Each line in the data holding "Overall" should be listed.
*** AVAILABLE DATA ***
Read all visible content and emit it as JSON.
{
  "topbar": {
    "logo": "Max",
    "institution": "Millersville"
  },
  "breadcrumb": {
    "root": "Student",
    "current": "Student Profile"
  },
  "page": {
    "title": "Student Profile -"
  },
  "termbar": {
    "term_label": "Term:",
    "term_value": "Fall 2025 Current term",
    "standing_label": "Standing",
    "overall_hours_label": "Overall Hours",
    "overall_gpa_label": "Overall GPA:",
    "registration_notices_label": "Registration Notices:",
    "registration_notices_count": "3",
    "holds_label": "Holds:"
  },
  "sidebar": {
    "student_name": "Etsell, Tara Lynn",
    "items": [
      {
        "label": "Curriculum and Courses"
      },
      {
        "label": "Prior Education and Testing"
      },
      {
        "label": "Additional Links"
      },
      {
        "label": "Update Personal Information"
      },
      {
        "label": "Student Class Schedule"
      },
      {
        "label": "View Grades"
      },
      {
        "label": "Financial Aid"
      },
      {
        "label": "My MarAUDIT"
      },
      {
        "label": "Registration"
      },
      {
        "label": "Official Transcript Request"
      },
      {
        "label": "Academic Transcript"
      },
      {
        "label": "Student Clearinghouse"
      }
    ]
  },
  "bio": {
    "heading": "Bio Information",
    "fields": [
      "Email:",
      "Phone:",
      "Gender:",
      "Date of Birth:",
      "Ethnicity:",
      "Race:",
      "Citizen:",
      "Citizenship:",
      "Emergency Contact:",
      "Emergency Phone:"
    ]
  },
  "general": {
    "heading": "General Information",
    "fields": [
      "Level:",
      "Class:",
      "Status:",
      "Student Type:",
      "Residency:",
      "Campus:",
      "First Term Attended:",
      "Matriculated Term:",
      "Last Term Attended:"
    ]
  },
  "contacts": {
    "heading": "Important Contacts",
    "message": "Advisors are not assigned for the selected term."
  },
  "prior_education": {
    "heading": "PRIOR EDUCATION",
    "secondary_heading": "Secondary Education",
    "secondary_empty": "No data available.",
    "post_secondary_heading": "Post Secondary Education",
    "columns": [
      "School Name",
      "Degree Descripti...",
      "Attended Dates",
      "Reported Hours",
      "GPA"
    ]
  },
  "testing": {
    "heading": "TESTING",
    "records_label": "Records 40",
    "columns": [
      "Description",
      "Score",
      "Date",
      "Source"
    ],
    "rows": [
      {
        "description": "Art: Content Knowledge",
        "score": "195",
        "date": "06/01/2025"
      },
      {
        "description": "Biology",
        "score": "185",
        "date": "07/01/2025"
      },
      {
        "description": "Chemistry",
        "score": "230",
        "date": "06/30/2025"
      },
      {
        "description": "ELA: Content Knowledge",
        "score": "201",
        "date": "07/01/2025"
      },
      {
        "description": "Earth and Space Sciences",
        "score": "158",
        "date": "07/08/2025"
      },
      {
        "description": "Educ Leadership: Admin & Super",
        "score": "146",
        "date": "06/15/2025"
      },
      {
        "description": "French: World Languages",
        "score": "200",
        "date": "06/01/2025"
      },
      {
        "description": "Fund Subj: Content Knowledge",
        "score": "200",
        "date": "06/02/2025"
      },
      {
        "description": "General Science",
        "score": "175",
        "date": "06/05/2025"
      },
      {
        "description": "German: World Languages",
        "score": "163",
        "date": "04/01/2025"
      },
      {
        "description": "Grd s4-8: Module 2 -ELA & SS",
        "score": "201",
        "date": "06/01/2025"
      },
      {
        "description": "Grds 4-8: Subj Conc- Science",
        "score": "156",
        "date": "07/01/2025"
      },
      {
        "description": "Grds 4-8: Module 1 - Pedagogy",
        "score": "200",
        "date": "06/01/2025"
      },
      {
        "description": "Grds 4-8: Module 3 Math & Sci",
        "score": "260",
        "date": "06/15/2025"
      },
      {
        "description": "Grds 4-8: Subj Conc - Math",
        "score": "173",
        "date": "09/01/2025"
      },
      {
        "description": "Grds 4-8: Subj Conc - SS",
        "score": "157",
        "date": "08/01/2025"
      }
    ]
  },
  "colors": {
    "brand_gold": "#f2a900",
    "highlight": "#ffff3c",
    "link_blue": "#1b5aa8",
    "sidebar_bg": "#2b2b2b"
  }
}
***
> [WRITTEN SOLUTION]
    "overall_hours_label": "Overall Hours",
    "overall_gpa_label": "Overall GPA:",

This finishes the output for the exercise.